PROMPT
Your answer should be the records below, repeated exactly as they stand.

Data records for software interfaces
^^^^^^^^

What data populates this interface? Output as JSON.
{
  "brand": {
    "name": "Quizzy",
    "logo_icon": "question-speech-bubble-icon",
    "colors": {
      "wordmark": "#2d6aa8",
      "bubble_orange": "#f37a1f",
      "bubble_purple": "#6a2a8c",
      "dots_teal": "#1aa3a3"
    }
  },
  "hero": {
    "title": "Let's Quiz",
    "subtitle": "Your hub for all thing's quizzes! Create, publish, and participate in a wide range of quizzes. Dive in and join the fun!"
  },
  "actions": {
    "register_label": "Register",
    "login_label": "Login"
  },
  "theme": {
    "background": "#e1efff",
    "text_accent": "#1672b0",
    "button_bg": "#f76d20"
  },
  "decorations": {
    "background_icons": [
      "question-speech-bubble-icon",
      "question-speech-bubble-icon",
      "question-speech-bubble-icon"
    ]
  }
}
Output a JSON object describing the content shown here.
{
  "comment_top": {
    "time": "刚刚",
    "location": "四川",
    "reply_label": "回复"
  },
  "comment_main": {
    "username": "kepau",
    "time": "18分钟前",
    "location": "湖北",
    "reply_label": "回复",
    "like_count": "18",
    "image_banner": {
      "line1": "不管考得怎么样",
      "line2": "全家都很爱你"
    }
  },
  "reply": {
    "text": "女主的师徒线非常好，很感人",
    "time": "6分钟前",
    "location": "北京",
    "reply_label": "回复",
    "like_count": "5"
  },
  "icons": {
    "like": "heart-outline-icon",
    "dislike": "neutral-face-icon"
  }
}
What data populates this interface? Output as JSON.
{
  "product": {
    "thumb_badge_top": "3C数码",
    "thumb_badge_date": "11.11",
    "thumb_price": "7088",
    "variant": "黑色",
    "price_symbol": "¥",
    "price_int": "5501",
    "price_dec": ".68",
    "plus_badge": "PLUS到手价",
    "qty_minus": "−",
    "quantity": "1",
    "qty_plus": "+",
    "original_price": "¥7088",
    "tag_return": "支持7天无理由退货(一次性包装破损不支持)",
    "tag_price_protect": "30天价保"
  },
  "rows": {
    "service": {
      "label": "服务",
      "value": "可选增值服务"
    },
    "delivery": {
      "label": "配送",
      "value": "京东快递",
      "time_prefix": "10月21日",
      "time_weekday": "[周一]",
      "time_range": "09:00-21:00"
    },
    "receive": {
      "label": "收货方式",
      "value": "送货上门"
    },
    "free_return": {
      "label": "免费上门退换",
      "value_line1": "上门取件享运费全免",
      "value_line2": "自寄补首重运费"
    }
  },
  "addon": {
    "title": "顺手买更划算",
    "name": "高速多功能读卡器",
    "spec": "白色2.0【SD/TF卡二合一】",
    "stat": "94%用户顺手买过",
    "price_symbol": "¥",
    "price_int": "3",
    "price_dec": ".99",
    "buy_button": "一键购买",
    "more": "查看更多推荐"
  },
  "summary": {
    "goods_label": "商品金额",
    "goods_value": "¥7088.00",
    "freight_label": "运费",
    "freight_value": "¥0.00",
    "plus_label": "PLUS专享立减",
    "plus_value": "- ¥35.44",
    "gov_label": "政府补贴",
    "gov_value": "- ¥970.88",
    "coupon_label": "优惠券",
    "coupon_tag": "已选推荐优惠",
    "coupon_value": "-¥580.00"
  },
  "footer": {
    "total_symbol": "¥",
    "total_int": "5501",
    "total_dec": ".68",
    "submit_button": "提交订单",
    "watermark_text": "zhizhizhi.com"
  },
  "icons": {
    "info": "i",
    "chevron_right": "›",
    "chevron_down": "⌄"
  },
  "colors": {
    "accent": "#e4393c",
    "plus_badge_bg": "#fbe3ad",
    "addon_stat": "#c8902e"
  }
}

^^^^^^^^

COMPLETED EXERCISE
What data populates this interface? Output as JSON.
{
  "brand": {
    "name": "Quizzy",
    "logo_icon": "question-speech-bubble-icon",
    "colors": {
      "wordmark": "#2d6aa8",
      "bubble_orange": "#f37a1f",
      "bubble_purple": "#6a2a8c",
      "dots_teal": "#1aa3a3"
    }
  },
  "hero": {
    "title": "Let's Quiz",
    "subtitle": "Your hub for all thing's quizzes! Create, publish, and participate in a wide range of quizzes. Dive in and join the fun!"
  },
  "actions": {
    "register_label": "Register",
    "login_label": "Login"
  },
  "theme": {
    "background": "#e1efff",
    "text_accent": "#1672b0",
    "button_bg": "#f76d20"
  },
  "decorations": {
    "background_icons": [
      "question-speech-bubble-icon",
      "question-speech-bubble-icon",
      "question-speech-bubble-icon"
    ]
  }
}
Output a JSON object describing the content shown here.
{
  "comment_top": {
    "time": "刚刚",
    "location": "四川",
    "reply_label": "回复"
  },
  "comment_main": {
    "username": "kepau",
    "time": "18分钟前",
    "location": "湖北",
    "reply_label": "回复",
    "like_count": "18",
    "image_banner": {
      "line1": "不管考得怎么样",
      "line2": "全家都很爱你"
    }
  },
  "reply": {
    "text": "女主的师徒线非常好，很感人",
    "time": "6分钟前",
    "location": "北京",
    "reply_label": "回复",
    "like_count": "5"
  },
  "icons": {
    "like": "heart-outline-icon",
    "dislike": "neutral-face-icon"
  }
}
What data populates this interface? Output as JSON.
{
  "product": {
    "thumb_badge_top": "3C数码",
    "thumb_badge_date": "11.11",
    "thumb_price": "7088",
    "variant": "黑色",
    "price_symbol": "¥",
    "price_int": "5501",
    "price_dec": ".68",
    "plus_badge": "PLUS到手价",
    "qty_minus": "−",
    "quantity": "1",
    "qty_plus": "+",
    "original_price": "¥7088",
    "tag_return": "支持7天无理由退货(一次性包装破损不支持)",
    "tag_price_protect": "30天价保"
  },
  "rows": {
    "service": {
      "label": "服务",
      "value": "可选增值服务"
    },
    "delivery": {
      "label": "配送",
      "value": "京东快递",
      "time_prefix": "10月21日",
      "time_weekday": "[周一]",
      "time_range": "09:00-21:00"
    },
    "receive": {
      "label": "收货方式",
      "value": "送货上门"
    },
    "free_return": {
      "label": "免费上门退换",
      "value_line1": "上门取件享运费全免",
      "value_line2": "自寄补首重运费"
    }
  },
  "addon": {
    "title": "顺手买更划算",
    "name": "高速多功能读卡器",
    "spec": "白色2.0【SD/TF卡二合一】",
    "stat": "94%用户顺手买过",
    "price_symbol": "¥",
    "price_int": "3",
    "price_dec": ".99",
    "buy_button": "一键购买",
    "more": "查看更多推荐"
  },
  "summary": {
    "goods_label": "商品金额",
    "goods_value": "¥7088.00",
    "freight_label": "运费",
    "freight_value": "¥0.00",
    "plus_label": "PLUS专享立减",
    "plus_value": "- ¥35.44",
    "gov_label": "政府补贴",
    "gov_value": "- ¥970.88",
    "coupon_label": "优惠券",
    "coupon_tag": "已选推荐优惠",
    "coupon_value": "-¥580.00"
  },
  "footer": {
    "total_symbol": "¥",
    "total_int": "5501",
    "total_dec": ".68",
    "submit_button": "提交订单",
    "watermark_text": "zhizhizhi.com"
  },
  "icons": {
    "info": "i",
    "chevron_right": "›",
    "chevron_down": "⌄"
  },
  "colors": {
    "accent": "#e4393c",
    "plus_badge_bg": "#fbe3ad",
    "addon_stat": "#c8902e"
  }
}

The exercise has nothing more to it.